Every sea going doctor takes along a medicine chest, and Jack Faulkner and I will be following in the footsteps of ocean-bound surgeons including Robert McCormick of the famous HMS Beagle when we stow our own medical kit on our skiff.
In April this year, we’ll be rowing for 3600 miles – all the way across the Indian Ocean from Western Australia to Mauritius, and a medicine chest is essential. There won’t be any emergency crews to help us out if we get hurt – for most of the journey, the nearest ship will only be able to reach us in three days. True, our boat is a tub compared to the HMS Beagle – just seven metres long from stem to stern, and we’ll be the only two people on board but we are junior doctors and we know a thing or two about sutures and stethoscopes. Our medicine chest is already packed – with an eye on weight since every pound must be accounted for – but it contains everything we think we might need, bar life support machines and mind bending drugs. Not a good idea since we both need to keep our wits about us.
There won’t be any emergency crews to help us out if we get hurt – for most of the journey, the nearest ship will only be able to reach us in three days.
Hopefully, we’ll suffer nothing worse than cuts and bruises, sunburn, fungal infections and strains. The bulk of our kit comprises bandages, plasters, pain killers, antiseptic creams, antihistamines in case of jelly fish stings, and broad spectrum antibiotics for infections. We fully expect to get sore bottoms, since we will be rowing for two hours on and two hours off 24 hours each day. The wear and tear on the bony area beneath the glutes, even with special pads to sit on, is going to cause skin erosion and pressure sores. Our hands too will suffer from calluses and blisters, even if we where specialist padded gloves. One preventative which we are both doing in advance of our trip is rubbing surgical alcohol on the skin to toughen it up.
If things get more serious, we will be taking along sterile scalpels and full suture packs so we can perform minor surgical procedures like incision and drainage of an abscess. Luckily, Jack no longer has an appendix, but I still have one. Hopefully, I won’t develop acute appendicitis, although there is some evidence now that a course of antibiotics can help to reverse the inflammation. We’ll also be taking along a tourniquet to stop major arterial bleeds. Don’t ask, but we will be rowing straight down the main migratory route for pelagic sharks including Great Whites and Hammerheads. We will need to get out and swim on a regular basis, to maintain the hull of the boat and keep clean.
We are also going to take along IV kit and some sterile saline, if we need to bring back blood pressure in an emergency. I’m hoping not, but you never know what can happen when you have battened down the hatches in 50 feet swells.

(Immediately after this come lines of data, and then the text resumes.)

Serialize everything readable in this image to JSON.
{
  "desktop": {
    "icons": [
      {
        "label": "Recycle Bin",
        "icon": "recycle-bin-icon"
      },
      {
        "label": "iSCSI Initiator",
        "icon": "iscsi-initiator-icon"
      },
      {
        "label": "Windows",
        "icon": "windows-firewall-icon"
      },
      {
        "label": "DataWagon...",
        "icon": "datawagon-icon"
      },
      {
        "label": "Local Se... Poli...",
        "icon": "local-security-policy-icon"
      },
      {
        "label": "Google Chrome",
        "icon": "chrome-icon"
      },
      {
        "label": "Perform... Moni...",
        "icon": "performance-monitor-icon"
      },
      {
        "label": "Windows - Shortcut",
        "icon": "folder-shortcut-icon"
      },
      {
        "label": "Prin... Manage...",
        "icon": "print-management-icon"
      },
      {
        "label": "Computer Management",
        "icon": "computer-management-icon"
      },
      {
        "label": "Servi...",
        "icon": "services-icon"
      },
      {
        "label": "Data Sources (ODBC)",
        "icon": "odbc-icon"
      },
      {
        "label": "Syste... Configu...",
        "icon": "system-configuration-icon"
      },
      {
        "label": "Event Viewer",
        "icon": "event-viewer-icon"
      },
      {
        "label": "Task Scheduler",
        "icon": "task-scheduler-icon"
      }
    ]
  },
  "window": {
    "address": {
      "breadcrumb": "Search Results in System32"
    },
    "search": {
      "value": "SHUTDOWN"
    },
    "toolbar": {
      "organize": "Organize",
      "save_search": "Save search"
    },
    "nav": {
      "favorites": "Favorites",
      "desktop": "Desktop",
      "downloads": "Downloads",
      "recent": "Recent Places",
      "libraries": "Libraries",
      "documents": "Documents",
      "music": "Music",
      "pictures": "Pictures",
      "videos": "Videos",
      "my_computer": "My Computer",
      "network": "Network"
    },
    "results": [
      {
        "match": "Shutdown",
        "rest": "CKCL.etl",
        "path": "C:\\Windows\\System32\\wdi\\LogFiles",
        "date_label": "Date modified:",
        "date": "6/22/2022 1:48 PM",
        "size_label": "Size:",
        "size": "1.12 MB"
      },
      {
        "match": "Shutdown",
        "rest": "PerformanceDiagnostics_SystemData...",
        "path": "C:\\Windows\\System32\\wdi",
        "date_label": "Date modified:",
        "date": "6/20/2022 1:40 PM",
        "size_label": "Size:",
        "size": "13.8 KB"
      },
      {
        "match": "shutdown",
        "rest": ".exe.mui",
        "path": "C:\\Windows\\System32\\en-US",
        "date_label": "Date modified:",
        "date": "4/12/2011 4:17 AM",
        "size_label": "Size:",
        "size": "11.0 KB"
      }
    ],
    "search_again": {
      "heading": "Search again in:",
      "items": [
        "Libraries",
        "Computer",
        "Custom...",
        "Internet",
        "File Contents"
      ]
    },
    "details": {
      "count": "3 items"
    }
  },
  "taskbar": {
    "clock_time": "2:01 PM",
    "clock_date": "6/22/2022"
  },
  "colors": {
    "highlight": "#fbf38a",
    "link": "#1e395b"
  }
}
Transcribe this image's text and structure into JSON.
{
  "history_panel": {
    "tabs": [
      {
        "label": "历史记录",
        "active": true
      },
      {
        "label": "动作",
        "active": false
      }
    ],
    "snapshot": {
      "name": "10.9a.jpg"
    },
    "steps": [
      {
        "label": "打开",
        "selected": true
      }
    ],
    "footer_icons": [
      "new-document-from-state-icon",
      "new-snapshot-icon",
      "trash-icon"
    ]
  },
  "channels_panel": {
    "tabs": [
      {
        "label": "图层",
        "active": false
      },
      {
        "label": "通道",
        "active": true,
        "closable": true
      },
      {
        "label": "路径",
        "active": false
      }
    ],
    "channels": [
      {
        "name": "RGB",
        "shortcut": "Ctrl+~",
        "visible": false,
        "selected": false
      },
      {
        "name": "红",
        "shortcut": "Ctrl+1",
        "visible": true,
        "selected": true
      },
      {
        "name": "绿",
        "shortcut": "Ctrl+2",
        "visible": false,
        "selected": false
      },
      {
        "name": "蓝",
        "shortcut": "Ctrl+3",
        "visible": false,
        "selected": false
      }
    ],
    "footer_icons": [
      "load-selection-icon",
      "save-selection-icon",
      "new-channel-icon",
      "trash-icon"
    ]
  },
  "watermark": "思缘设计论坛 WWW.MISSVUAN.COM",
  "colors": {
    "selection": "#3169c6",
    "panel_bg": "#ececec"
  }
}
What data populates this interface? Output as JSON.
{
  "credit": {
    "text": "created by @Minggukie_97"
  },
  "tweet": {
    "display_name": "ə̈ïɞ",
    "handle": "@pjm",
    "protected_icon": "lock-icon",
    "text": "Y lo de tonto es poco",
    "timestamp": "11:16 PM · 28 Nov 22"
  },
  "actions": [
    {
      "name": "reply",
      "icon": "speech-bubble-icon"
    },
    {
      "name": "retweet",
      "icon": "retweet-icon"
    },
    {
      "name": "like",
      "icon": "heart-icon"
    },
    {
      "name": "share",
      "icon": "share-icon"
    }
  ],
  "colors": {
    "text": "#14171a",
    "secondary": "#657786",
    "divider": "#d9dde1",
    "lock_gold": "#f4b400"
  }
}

At the end of the day, we are going to be relying on stamina and a lot of luck to help us get through a challenge which has only been accomplished by four other two-man crews – compare that to the 4000 odd people who have now conquered Everest. The medicine chest will be a comfort, but our ultimate success of failure will be down to us.
In April 2017, NHS junior doctors Ted Welman and Jack Faulkner with leave from Exmouth, Western Australia, on the 84-day expedition to Port Louis, Mauritius. During their 3-month voyage, they will row 3600 miles, often beset by 50 foot waves and storm force winds. They hope to raise £100,000 for the charity, Medicins Sans Frontieres and you can pledge money for the cause at